— TRY IT —
While copying the entries exactly, leave out each picture they contain.

— THE RECORDS —

══════════════════════════════

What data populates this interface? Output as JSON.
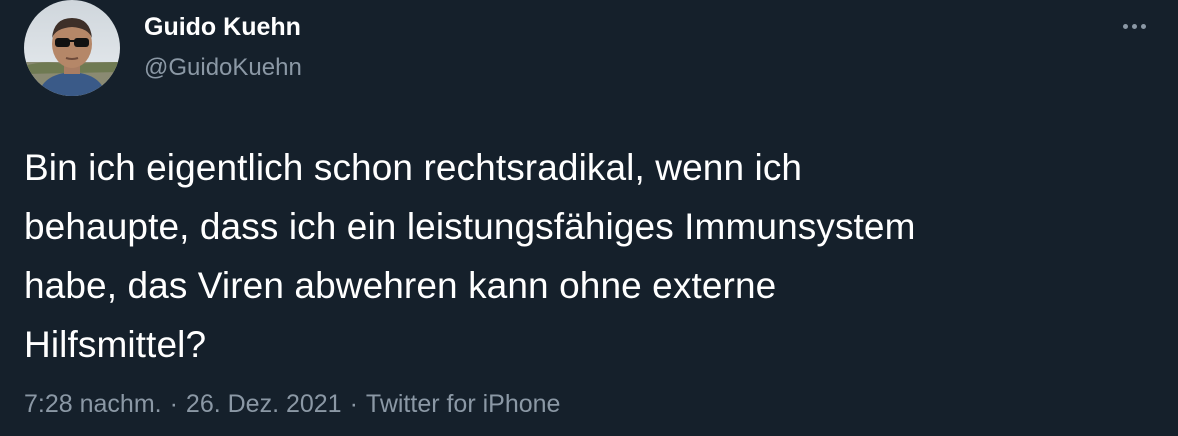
{
  "tweet": {
    "author": {
      "display_name": "Guido Kuehn",
      "handle": "@GuidoKuehn",
      "avatar_icon": "profile-photo"
    },
    "more_icon": "more-horizontal-icon",
    "text": "Bin ich eigentlich schon rechtsradikal, wenn ich\nbehaupte, dass ich ein leistungsfähiges Immunsystem\nhabe, das Viren abwehren kann ohne externe\nHilfsmittel?",
    "meta": {
      "time": "7:28 nachm.",
      "separator": "·",
      "date": "26. Dez. 2021",
      "source": "Twitter for iPhone"
    }
  },
  "colors": {
    "background": "#15202b",
    "primary_text": "#ffffff",
    "secondary_text": "#8b98a5"
  }
}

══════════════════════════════

— REPLY —
What data populates this interface? Output as JSON.
{
  "tweet": {
    "author": {
      "display_name": "Guido Kuehn",
      "handle": "@GuidoKuehn",
      "avatar_icon": "profile-photo"
    },
    "more_icon": "more-horizontal-icon",
    "text": "Bin ich eigentlich schon rechtsradikal, wenn ich\nbehaupte, dass ich ein leistungsfähiges Immunsystem\nhabe, das Viren abwehren kann ohne externe\nHilfsmittel?",
    "meta": {
      "time": "7:28 nachm.",
      "separator": "·",
      "date": "26. Dez. 2021",
      "source": "Twitter for iPhone"
    }
  },
  "colors": {
    "background": "#15202b",
    "primary_text": "#ffffff",
    "secondary_text": "#8b98a5"
  }
}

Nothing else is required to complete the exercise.